== Segment start ==

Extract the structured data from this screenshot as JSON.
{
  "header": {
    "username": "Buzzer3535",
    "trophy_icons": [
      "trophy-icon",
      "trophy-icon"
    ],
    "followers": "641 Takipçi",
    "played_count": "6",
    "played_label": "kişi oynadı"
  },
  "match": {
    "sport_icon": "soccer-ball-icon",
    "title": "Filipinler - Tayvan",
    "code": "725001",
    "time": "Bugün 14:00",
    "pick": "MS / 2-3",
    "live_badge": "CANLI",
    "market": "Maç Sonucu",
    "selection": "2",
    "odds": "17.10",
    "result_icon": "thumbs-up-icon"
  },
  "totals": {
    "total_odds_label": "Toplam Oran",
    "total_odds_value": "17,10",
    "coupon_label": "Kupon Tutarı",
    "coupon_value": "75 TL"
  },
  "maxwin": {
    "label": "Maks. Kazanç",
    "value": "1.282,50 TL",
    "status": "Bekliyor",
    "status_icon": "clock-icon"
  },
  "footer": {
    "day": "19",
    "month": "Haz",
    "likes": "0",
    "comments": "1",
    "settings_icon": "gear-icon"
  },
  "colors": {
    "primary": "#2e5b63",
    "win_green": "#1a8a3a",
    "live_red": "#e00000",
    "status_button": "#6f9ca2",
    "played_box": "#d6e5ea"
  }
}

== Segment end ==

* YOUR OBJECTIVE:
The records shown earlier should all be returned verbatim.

* TASK ANSWER:
Extract the structured data from this screenshot as JSON.
{
  "header": {
    "username": "Buzzer3535",
    "trophy_icons": [
      "trophy-icon",
      "trophy-icon"
    ],
    "followers": "641 Takipçi",
    "played_count": "6",
    "played_label": "kişi oynadı"
  },
  "match": {
    "sport_icon": "soccer-ball-icon",
    "title": "Filipinler - Tayvan",
    "code": "725001",
    "time": "Bugün 14:00",
    "pick": "MS / 2-3",
    "live_badge": "CANLI",
    "market": "Maç Sonucu",
    "selection": "2",
    "odds": "17.10",
    "result_icon": "thumbs-up-icon"
  },
  "totals": {
    "total_odds_label": "Toplam Oran",
    "total_odds_value": "17,10",
    "coupon_label": "Kupon Tutarı",
    "coupon_value": "75 TL"
  },
  "maxwin": {
    "label": "Maks. Kazanç",
    "value": "1.282,50 TL",
    "status": "Bekliyor",
    "status_icon": "clock-icon"
  },
  "footer": {
    "day": "19",
    "month": "Haz",
    "likes": "0",
    "comments": "1",
    "settings_icon": "gear-icon"
  },
  "colors": {
    "primary": "#2e5b63",
    "win_green": "#1a8a3a",
    "live_red": "#e00000",
    "status_button": "#6f9ca2",
    "played_box": "#d6e5ea"
  }
}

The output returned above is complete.